■ WORK ORDER:
Count the lines in the records beneath this task that contain the string "context", then give the count by itself.

■ MATERIAL FOR THE TASK:
################
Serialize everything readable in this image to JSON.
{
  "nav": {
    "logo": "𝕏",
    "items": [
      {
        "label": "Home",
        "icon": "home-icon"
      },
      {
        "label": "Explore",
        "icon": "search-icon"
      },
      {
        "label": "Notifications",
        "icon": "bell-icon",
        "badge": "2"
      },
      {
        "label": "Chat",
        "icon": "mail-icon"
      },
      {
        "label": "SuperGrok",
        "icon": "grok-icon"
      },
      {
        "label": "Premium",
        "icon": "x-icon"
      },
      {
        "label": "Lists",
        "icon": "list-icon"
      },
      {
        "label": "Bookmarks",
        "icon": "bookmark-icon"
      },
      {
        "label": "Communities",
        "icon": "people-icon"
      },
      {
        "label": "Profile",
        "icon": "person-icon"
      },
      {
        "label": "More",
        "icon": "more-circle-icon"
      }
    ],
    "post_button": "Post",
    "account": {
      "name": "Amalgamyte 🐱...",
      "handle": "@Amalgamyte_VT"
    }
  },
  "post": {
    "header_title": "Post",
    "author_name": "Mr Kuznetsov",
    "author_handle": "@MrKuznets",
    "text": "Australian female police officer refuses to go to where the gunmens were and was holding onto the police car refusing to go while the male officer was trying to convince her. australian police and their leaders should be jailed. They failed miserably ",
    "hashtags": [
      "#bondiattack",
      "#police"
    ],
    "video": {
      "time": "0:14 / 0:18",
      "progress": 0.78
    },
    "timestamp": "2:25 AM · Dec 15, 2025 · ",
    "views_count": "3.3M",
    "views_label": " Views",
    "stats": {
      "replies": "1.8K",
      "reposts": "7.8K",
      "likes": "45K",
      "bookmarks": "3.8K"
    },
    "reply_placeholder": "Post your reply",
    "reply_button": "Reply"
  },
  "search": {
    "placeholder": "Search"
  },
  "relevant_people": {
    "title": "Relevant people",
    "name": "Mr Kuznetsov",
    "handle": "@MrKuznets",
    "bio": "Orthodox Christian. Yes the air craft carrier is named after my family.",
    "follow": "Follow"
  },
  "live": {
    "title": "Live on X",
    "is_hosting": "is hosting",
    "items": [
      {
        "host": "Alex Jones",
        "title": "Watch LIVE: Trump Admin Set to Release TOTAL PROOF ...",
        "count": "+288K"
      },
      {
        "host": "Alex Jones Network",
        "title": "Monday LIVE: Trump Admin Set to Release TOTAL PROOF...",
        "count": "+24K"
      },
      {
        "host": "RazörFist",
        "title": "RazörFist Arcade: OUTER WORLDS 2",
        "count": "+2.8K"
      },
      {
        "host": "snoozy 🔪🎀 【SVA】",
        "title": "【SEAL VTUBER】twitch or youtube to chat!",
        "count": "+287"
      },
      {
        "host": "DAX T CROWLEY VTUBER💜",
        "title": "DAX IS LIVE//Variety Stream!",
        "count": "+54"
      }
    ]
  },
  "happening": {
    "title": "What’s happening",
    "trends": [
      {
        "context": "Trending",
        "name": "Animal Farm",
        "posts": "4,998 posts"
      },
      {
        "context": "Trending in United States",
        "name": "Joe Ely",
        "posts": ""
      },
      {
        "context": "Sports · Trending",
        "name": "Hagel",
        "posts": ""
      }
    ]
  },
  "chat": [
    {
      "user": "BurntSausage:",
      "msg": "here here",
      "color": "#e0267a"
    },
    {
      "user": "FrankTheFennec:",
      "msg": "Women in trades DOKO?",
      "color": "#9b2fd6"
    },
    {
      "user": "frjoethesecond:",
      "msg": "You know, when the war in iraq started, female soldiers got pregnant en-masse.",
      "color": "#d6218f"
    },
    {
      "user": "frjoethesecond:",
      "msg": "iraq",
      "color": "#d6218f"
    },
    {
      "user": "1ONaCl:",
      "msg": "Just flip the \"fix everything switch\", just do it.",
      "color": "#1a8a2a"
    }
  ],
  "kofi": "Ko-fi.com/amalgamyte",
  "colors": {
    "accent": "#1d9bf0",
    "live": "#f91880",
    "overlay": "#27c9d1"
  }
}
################
■ REPLY TO THE EXERCISE:
3